▶ _Goal of the exercise_: Could you write out the listing below exactly as it stands, leaving out the pictures?

▶ _Available data_:
>>>

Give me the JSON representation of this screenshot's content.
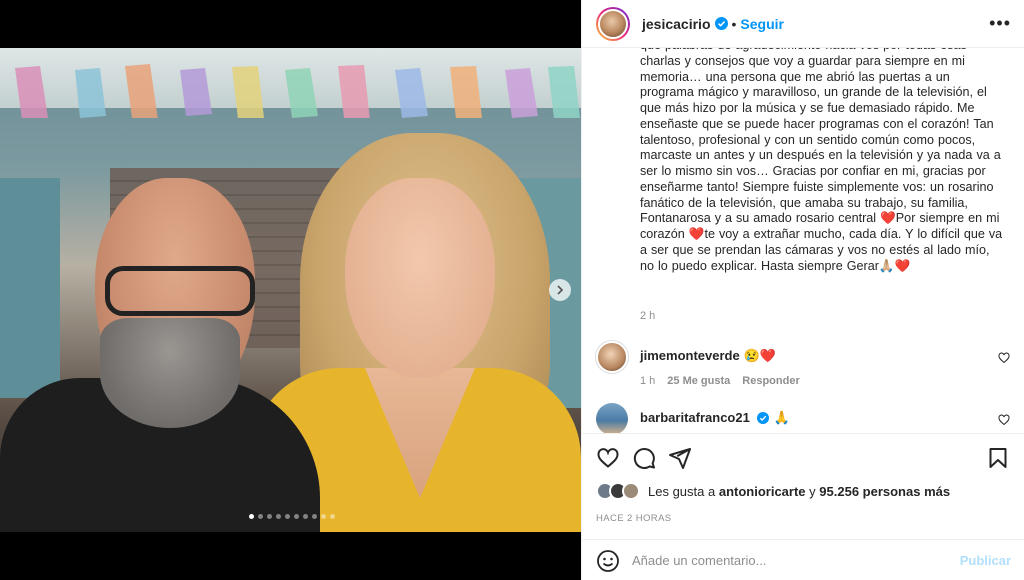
{
  "post": {
    "username": "jesicacirio",
    "separator": "•",
    "follow_label": "Seguir",
    "more_label": "•••",
    "caption": "que palabras de agradecimiento hacia vos por todas esas charlas y consejos que voy a guardar para siempre en mi memoria… una persona que me abrió las puertas a un programa mágico y maravilloso, un grande de la televisión, el que más hizo por la música y se fue demasiado rápido. Me enseñaste que se puede hacer programas con el corazón! Tan talentoso, profesional y con un sentido común como pocos, marcaste un antes y un después en la televisión y ya nada va a ser lo mismo sin vos… Gracias por confiar en mi, gracias por enseñarme tanto! Siempre fuiste simplemente vos: un rosarino fanático de la televisión, que amaba su trabajo, su familia, Fontanarosa y a su amado rosario central ❤️Por siempre en mi corazón ❤️te voy a extrañar mucho, cada día. Y lo difícil que va a ser que se prendan las cámaras y vos no estés al lado mío, no lo puedo explicar. Hasta siempre Gerar🙏🏼❤️",
    "caption_time": "2 h",
    "carousel": {
      "slides": 10,
      "active_index": 0
    }
  },
  "comments": [
    {
      "username": "jimemonteverde",
      "text": "😢❤️",
      "time": "1 h",
      "likes": "25 Me gusta",
      "reply_label": "Responder"
    },
    {
      "username": "barbaritafranco21",
      "text": "🙏",
      "verified": true
    }
  ],
  "actions": {
    "icons": [
      "heart-icon",
      "comment-icon",
      "share-icon",
      "bookmark-icon"
    ],
    "likes_prefix": "Les gusta a",
    "likes_user": "antonioricarte",
    "likes_and": "y",
    "likes_count": "95.256 personas más",
    "posted_ago": "HACE 2 HORAS",
    "comment_placeholder": "Añade un comentario...",
    "publish_label": "Publicar"
  },
  "colors": {
    "accent": "#0095f6",
    "publish_disabled": "#b2dffc",
    "muted": "#8e8e8e",
    "text": "#262626",
    "heart_red": "#e0245e"
  }
}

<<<

▶ _Answer section_:
Give me the JSON representation of this screenshot's content.
{
  "post": {
    "username": "jesicacirio",
    "separator": "•",
    "follow_label": "Seguir",
    "more_label": "•••",
    "caption": "que palabras de agradecimiento hacia vos por todas esas charlas y consejos que voy a guardar para siempre en mi memoria… una persona que me abrió las puertas a un programa mágico y maravilloso, un grande de la televisión, el que más hizo por la música y se fue demasiado rápido. Me enseñaste que se puede hacer programas con el corazón! Tan talentoso, profesional y con un sentido común como pocos, marcaste un antes y un después en la televisión y ya nada va a ser lo mismo sin vos… Gracias por confiar en mi, gracias por enseñarme tanto! Siempre fuiste simplemente vos: un rosarino fanático de la televisión, que amaba su trabajo, su familia, Fontanarosa y a su amado rosario central ❤️Por siempre en mi corazón ❤️te voy a extrañar mucho, cada día. Y lo difícil que va a ser que se prendan las cámaras y vos no estés al lado mío, no lo puedo explicar. Hasta siempre Gerar🙏🏼❤️",
    "caption_time": "2 h",
    "carousel": {
      "slides": 10,
      "active_index": 0
    }
  },
  "comments": [
    {
      "username": "jimemonteverde",
      "text": "😢❤️",
      "time": "1 h",
      "likes": "25 Me gusta",
      "reply_label": "Responder"
    },
    {
      "username": "barbaritafranco21",
      "text": "🙏",
      "verified": true
    }
  ],
  "actions": {
    "icons": [
      "heart-icon",
      "comment-icon",
      "share-icon",
      "bookmark-icon"
    ],
    "likes_prefix": "Les gusta a",
    "likes_user": "antonioricarte",
    "likes_and": "y",
    "likes_count": "95.256 personas más",
    "posted_ago": "HACE 2 HORAS",
    "comment_placeholder": "Añade un comentario...",
    "publish_label": "Publicar"
  },
  "colors": {
    "accent": "#0095f6",
    "publish_disabled": "#b2dffc",
    "muted": "#8e8e8e",
    "text": "#262626",
    "heart_red": "#e0245e"
  }
}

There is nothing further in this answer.